A ‘For Rent’ sign in front of a building on December 06, 2022 in Miami Beach, Florida.
Joe Raedle | Getty Images
Rents for both single-family homes and apartments are still rising, but at a far slower pace, as inflation squeezes consumers and landlords lose pricing power.
Rent growth in November slowed for the 10th straight month, with rents up just 3.4% compared with November 2021, according to Realtor.com. That is the smallest gain in 19 months.
In the 50 largest metropolitan markets, the median asking rent dropped to $1,712, down by $22 from October and down $69 from July’s peak.
“Many Americans’ budgets are being pulled in multiple directions as the holidays approach, bringing a more typical seasonal cooldown to the rental market that we hadn’t seen in the last few years,” Danielle Hale, chief economist for Realtor.com, said in a release. “Despite this recent relief, renters will continue to be challenged by affordability in 2023, with rents forecasted to hit more record highs.”
Rent relief varies from market to market.
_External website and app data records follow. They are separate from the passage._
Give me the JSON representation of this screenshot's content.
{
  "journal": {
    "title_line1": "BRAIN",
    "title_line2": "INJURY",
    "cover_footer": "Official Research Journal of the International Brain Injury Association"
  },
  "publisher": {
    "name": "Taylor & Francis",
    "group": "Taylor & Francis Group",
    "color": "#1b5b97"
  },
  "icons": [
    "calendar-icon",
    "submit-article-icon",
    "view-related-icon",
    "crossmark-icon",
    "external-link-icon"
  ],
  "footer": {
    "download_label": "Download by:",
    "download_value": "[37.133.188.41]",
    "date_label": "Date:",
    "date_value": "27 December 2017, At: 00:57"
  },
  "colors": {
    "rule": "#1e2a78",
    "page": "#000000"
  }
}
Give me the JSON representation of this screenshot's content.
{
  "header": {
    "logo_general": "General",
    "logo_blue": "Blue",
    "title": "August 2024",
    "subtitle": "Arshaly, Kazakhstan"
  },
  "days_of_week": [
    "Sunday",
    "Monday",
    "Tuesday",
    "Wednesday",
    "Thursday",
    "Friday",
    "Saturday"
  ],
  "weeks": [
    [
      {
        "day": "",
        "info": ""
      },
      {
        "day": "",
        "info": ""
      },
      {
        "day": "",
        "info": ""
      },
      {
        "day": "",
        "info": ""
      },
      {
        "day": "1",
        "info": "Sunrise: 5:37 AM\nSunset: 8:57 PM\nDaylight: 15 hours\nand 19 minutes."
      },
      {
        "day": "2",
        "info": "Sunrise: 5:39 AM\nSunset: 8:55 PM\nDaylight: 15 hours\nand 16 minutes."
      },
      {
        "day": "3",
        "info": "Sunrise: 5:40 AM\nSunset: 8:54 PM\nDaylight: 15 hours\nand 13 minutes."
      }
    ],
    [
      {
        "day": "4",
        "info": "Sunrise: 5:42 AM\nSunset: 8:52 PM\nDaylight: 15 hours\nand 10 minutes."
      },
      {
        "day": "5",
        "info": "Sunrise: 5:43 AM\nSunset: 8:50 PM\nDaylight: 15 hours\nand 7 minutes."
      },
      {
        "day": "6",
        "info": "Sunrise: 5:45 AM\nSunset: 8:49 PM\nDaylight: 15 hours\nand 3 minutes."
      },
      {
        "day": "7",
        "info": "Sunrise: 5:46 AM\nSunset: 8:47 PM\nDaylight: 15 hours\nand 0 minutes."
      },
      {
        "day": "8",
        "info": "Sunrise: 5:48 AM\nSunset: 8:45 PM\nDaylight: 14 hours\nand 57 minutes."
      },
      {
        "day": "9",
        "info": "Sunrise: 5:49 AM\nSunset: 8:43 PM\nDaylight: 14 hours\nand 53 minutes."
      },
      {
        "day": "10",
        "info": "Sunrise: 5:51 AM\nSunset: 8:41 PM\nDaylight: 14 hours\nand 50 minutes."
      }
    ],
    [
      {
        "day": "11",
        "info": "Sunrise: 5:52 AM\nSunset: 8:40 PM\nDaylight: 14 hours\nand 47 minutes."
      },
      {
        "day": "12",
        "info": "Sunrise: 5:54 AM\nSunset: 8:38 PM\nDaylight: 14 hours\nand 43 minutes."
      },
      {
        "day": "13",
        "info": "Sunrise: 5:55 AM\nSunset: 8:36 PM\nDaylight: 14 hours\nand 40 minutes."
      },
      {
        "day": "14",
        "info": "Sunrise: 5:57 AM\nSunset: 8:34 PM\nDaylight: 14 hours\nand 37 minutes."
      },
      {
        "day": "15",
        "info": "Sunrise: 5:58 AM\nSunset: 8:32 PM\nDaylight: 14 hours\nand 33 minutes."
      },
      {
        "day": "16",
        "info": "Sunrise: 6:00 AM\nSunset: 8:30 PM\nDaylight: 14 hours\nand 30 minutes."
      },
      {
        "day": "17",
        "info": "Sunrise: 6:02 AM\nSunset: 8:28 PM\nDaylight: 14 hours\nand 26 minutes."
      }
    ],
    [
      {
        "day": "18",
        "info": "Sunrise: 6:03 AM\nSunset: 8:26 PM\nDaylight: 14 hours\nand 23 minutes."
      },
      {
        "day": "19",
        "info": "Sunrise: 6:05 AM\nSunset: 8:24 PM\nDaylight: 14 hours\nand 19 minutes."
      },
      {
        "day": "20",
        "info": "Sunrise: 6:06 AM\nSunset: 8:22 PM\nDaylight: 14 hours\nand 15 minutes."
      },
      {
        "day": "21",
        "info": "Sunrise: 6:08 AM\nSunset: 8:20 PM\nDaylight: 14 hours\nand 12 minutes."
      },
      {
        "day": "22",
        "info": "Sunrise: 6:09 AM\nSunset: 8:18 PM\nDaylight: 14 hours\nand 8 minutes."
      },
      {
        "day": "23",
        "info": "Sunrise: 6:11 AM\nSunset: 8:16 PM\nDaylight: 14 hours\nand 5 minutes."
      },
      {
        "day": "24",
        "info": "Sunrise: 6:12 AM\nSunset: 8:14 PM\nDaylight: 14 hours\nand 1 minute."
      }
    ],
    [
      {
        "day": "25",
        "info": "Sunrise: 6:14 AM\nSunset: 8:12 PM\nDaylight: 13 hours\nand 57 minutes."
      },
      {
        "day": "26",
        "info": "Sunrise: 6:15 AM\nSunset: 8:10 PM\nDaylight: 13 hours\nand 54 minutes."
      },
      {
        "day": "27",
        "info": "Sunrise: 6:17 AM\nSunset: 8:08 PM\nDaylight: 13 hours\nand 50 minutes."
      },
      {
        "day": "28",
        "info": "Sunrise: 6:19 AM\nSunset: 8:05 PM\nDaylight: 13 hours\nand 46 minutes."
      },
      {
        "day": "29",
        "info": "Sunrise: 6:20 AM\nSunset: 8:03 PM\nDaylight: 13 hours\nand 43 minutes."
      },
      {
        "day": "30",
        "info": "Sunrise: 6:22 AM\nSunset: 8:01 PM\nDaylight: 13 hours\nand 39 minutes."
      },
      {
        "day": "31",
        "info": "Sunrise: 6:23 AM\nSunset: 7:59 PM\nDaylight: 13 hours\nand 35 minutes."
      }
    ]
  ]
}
Rents in the Sun Belt rose by just 0.9% year over year, as cities like Jacksonville, Florida, and Austin, Texas, saw annual declines in rents for the first time in nearly two years.
Meanwhile, Midwestern markets are becoming less affordable, with rents rising nearly 10% and 9% in Indianapolis and Kansas City, respectively.
While the Realtor.com report looks at all rents, another report focusing just on single-family rents in October shows a similar picture.
CoreLogic reports that single-family rents slowed to 8.8% growth compared with October 2021, the lowest rate of appreciation in over a year. That is, however, still three times the pre-pandemic rate. Rents usually slow down in the fall, but this year was slower than normal.
Rents for single-family homes are rising faster than apartments because the supply of the former is much lower than the latter. In addition, there was considerably more demand for single-family homes in the suburbs during the first years of the Covid pandemic, and the majority of those renters haven’t moved.
Demand is still strong in the Sun Belt. Single-family rents in Miami and Orlando, Florida, ranked the highest, up 16% and 15.5%, respectively, from the year before.
While homebuilders continue to add to the built-for-rent market, slower rent gains may already be weighing on multifamily construction. Multifamily building permits dropped a much wider-than-expected 18% in November compared with October, according to the U.S. Census.
“I have been hearing anecdotal stories of multifamily projects getting canceled because the numbers no longer work with the still elevated cost of construction, the sharp rise in funding rates and the slowing pace of rent growth,” said Peter Boockvar, chief investment officer at Bleakley Financial Group.
All of those factors, in addition to a high level of current construction, are pointing to an even sharper slowdown next year. There were 932,000 multifamily units under construction in November, the highest number since December 1973, according to Robert Dietz, chief economist for the National Association of Home Builders.
“We are forecasting declines for apartment construction in 2023 due to the large amount of supply in the construction pipeline, as well as tightening commercial real estate finance conditions,” Dietz wrote, following the release of the November home construction report.